_Data about app and page elements_:

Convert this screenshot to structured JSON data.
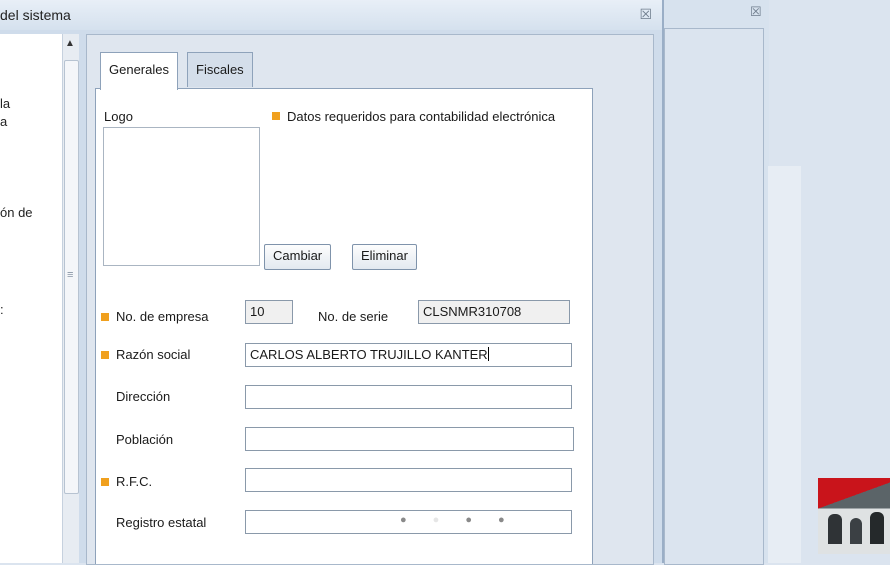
{
  "window": {
    "title": "del sistema",
    "close_glyph": "☒"
  },
  "left_pane": {
    "fragments": [
      "la",
      "a",
      "ón de",
      ":"
    ]
  },
  "tabs": [
    {
      "label": "Generales",
      "active": true
    },
    {
      "label": "Fiscales",
      "active": false
    }
  ],
  "form": {
    "logo_label": "Logo",
    "required_note": "Datos requeridos para contabilidad electrónica",
    "required_color": "#f0a01e",
    "cambiar_label": "Cambiar",
    "eliminar_label": "Eliminar",
    "no_empresa_label": "No. de empresa",
    "no_empresa_value": "10",
    "no_serie_label": "No. de serie",
    "no_serie_value": "CLSNMR310708",
    "razon_label": "Razón social",
    "razon_value": "CARLOS ALBERTO TRUJILLO KANTER",
    "direccion_label": "Dirección",
    "direccion_value": "",
    "poblacion_label": "Población",
    "poblacion_value": "",
    "rfc_label": "R.F.C.",
    "rfc_value": "",
    "registro_label": "Registro estatal",
    "registro_value": ""
  },
  "second_window": {
    "close_glyph": "☒"
  },
  "icons": [
    "close-icon",
    "scroll-up-arrow-icon",
    "scroll-grip-icon",
    "required-indicator-icon",
    "loading-dots-icon"
  ]
}
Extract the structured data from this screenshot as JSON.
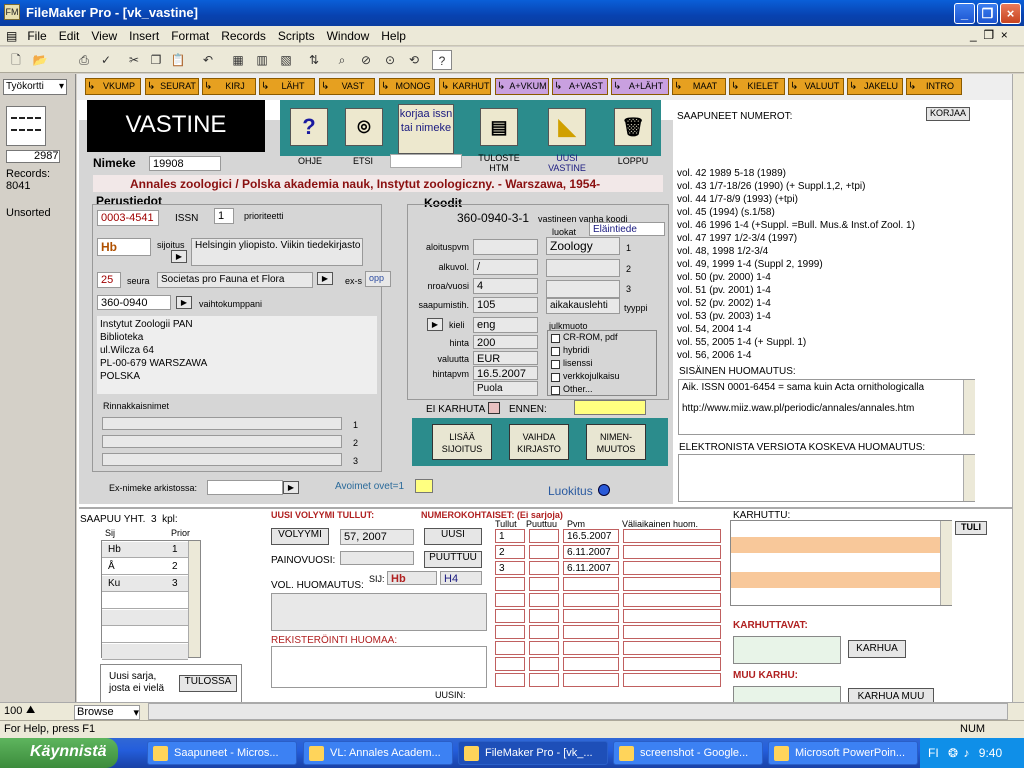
{
  "window": {
    "title": "FileMaker Pro - [vk_vastine]",
    "minimize": "_",
    "restore": "❐",
    "close": "×"
  },
  "menu": [
    "File",
    "Edit",
    "View",
    "Insert",
    "Format",
    "Records",
    "Scripts",
    "Window",
    "Help"
  ],
  "left": {
    "layout_select": "Työkortti",
    "record_number": "2987",
    "records_label": "Records:",
    "records_count": "8041",
    "sort_status": "Unsorted",
    "zoom": "100",
    "mode": "Browse"
  },
  "nav": [
    "VKUMP",
    "SEURAT",
    "KIRJ",
    "LÄHT",
    "VAST",
    "MONOG",
    "KARHUT",
    "A+VKUM",
    "A+VAST",
    "A+LÄHT",
    "MAAT",
    "KIELET",
    "VALUUT",
    "JAKELU",
    "INTRO"
  ],
  "header": {
    "title": "VASTINE",
    "fix_issn": "korjaa issn tai nimeke"
  },
  "buttons": {
    "help": "OHJE",
    "search": "ETSI",
    "print": "TULOSTE HTM",
    "new": "UUSI VASTINE",
    "end": "LOPPU",
    "new_icon": "◣"
  },
  "record": {
    "nimeke_label": "Nimeke",
    "nimeke": "19908",
    "publication": "Annales zoologici / Polska akademia nauk, Instytut zoologiczny. - Warszawa, 1954-"
  },
  "perustiedot": {
    "title": "Perustiedot",
    "issn": "0003-4541",
    "issn_label": "ISSN",
    "priority": "1",
    "priority_label": "prioriteetti",
    "sijoitus_code": "Hb",
    "sijoitus_label": "sijoitus",
    "sijoitus_text": "Helsingin yliopisto. Viikin tiedekirjasto",
    "seura_code": "25",
    "seura_label": "seura",
    "seura_text": "Societas pro Fauna et Flora",
    "exs_label": "ex-s",
    "exs_value": "opp",
    "partner_code": "360-0940",
    "partner_label": "vaihtokumppani",
    "address": [
      "Instytut Zoologii PAN",
      "Biblioteka",
      "ul.Wilcza 64",
      "PL-00-679 WARSZAWA",
      "POLSKA"
    ],
    "rinnakkais_label": "Rinnakkaisnimet",
    "rinnakkais_nums": [
      "1",
      "2",
      "3"
    ],
    "exnimeke_label": "Ex-nimeke arkistossa:",
    "avoimet_label": "Avoimet ovet=1",
    "luokitus": "Luokitus"
  },
  "koodit": {
    "title": "Koodit",
    "code": "360-0940-3-1",
    "vanha_label": "vastineen vanha koodi",
    "luokat_label": "luokat",
    "luokat_value": "Eläintiede",
    "labels": [
      "aloituspvm",
      "alkuvol.",
      "nroa/vuosi",
      "saapumistih.",
      "kieli",
      "hinta",
      "valuutta",
      "hintapvm"
    ],
    "values": [
      "",
      "/",
      "4",
      "105",
      "eng",
      "200",
      "EUR",
      "16.5.2007"
    ],
    "puola": "Puola",
    "class_values": [
      "Zoology",
      "",
      ""
    ],
    "class_nums": [
      "1",
      "2",
      "3"
    ],
    "aikakauslehti": "aikakauslehti",
    "tyyppi_label": "tyyppi",
    "julkmuoto_label": "julkmuoto",
    "julkmuoto": [
      "CR-ROM, pdf",
      "hybridi",
      "lisenssi",
      "verkkojulkaisu",
      "Other..."
    ],
    "ei_karhuta": "EI KARHUTA",
    "ennen": "ENNEN:"
  },
  "action_buttons": [
    "LISÄÄ SIJOITUS",
    "VAIHDA KIRJASTO",
    "NIMEN-MUUTOS"
  ],
  "right": {
    "saapuneet_label": "SAAPUNEET NUMEROT:",
    "korjaa": "KORJAA",
    "volumes": [
      "vol. 42 1989 5-18 (1989)",
      "vol. 43 1/7-18/26 (1990)  (+ Suppl.1,2, +tpi)",
      "vol. 44 1/7-8/9 (1993) (+tpi)",
      "vol. 45 (1994) (s.1/58)",
      "vol. 46 1996 1-4 (+Suppl. =Bull. Mus.& Inst.of Zool. 1)",
      "vol. 47 1997 1/2-3/4 (1997)",
      "vol. 48, 1998 1/2-3/4",
      "vol. 49, 1999 1-4 (Suppl 2, 1999)",
      "vol. 50 (pv. 2000) 1-4",
      "vol. 51 (pv. 2001) 1-4",
      "vol. 52 (pv. 2002) 1-4",
      "vol. 53 (pv. 2003) 1-4",
      "vol. 54, 2004 1-4",
      "vol. 55, 2005 1-4 (+ Suppl. 1)",
      "vol. 56, 2006 1-4"
    ],
    "sisainen_label": "SISÄINEN HUOMAUTUS:",
    "sisainen": [
      "Aik. ISSN 0001-6454 = sama kuin Acta ornithologicalla",
      "http://www.miiz.waw.pl/periodic/annales/annales.htm"
    ],
    "elektroninen_label": "ELEKTRONISTA VERSIOTA KOSKEVA HUOMAUTUS:"
  },
  "bottom": {
    "saapuu_label": "SAAPUU YHT.",
    "saapuu_count": "3",
    "kpl": "kpl:",
    "sij_label": "Sij",
    "prior_label": "Prior",
    "sij_rows": [
      {
        "sij": "Hb",
        "prior": "1"
      },
      {
        "sij": "Å",
        "prior": "2"
      },
      {
        "sij": "Ku",
        "prior": "3"
      }
    ],
    "uusi_sarja": "Uusi sarja, josta ei vielä",
    "tulossa": "TULOSSA",
    "uusi_vol_label": "UUSI VOLYYMI TULLUT:",
    "volyymi_btn": "VOLYYMI",
    "volyymi_value": "57, 2007",
    "painovuosi_label": "PAINOVUOSI:",
    "uusi_btn": "UUSI",
    "puuttuu_btn": "PUUTTUU",
    "vol_huom_label": "VOL. HUOMAUTUS:",
    "sij_label2": "SIJ:",
    "sij_val": "Hb",
    "sij_val2": "H4",
    "rekisteri_label": "REKISTERÖINTI HUOMAA:",
    "uusin_label": "UUSIN:",
    "numerokoht_label": "NUMEROKOHTAISET: (Ei sarjoja)",
    "num_headers": [
      "Tullut",
      "Puuttuu",
      "Pvm",
      "Väliaikainen huom."
    ],
    "num_rows": [
      {
        "n": "1",
        "pvm": "16.5.2007"
      },
      {
        "n": "2",
        "pvm": "6.11.2007"
      },
      {
        "n": "3",
        "pvm": "6.11.2007"
      }
    ],
    "karhuttu_label": "KARHUTTU:",
    "tuli": "TULI",
    "karhuttavat_label": "KARHUTTAVAT:",
    "karhua": "KARHUA",
    "muu_karhu_label": "MUU KARHU:",
    "karhua_muu": "KARHUA MUU"
  },
  "status": {
    "help": "For Help, press F1",
    "num": "NUM"
  },
  "taskbar": {
    "start": "Käynnistä",
    "tasks": [
      "Saapuneet - Micros...",
      "VL: Annales Academ...",
      "FileMaker Pro - [vk_...",
      "screenshot - Google...",
      "Microsoft PowerPoin..."
    ],
    "lang": "FI",
    "time": "9:40"
  }
}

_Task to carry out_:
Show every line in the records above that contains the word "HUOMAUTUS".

_Problem solution_:
    "sisainen_label": "SISÄINEN HUOMAUTUS:",
    "elektroninen_label": "ELEKTRONISTA VERSIOTA KOSKEVA HUOMAUTUS:"
    "vol_huom_label": "VOL. HUOMAUTUS:",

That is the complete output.